** PROBLEM DETAILS **
Report how many lines in the following entries contain "Categoría". Nothing else should be given.

** SOURCE DATA **
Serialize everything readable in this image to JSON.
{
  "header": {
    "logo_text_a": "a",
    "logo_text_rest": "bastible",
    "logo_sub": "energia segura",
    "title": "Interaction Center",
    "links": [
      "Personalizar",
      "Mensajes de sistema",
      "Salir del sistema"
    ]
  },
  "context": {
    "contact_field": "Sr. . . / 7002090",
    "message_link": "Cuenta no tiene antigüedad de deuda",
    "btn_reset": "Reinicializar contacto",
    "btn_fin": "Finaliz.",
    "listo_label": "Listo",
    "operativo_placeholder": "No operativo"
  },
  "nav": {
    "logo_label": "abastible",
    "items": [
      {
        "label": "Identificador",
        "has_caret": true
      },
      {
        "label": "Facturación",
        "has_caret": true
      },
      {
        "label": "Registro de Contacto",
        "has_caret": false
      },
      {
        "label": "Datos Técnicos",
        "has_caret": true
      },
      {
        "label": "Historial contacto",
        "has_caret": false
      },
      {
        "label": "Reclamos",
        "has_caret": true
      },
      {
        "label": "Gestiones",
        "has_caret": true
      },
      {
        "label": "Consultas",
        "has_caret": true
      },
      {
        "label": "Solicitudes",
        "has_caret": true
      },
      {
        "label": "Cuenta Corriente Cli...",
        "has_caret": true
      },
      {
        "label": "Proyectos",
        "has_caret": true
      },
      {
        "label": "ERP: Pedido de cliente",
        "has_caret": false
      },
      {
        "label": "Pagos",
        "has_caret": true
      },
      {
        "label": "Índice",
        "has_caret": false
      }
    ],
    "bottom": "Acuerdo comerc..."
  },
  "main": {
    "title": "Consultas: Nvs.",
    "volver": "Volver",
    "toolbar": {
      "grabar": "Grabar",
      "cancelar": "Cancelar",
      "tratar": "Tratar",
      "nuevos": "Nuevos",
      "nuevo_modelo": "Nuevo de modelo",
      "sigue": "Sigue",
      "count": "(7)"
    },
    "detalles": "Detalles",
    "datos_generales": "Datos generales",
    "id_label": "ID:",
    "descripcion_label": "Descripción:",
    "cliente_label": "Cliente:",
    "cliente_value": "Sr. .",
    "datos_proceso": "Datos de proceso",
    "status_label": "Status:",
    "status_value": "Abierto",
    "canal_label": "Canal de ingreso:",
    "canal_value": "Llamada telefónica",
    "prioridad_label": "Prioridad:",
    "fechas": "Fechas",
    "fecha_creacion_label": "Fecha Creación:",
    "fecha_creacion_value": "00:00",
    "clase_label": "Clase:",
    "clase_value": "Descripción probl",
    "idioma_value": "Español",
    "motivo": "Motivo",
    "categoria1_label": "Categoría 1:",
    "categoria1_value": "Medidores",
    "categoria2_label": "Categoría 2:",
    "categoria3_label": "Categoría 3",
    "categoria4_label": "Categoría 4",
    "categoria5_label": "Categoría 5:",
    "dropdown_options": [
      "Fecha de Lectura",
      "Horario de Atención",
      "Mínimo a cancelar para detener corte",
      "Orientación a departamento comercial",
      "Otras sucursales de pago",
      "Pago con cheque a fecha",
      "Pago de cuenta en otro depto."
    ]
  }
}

** RESPONSE **
5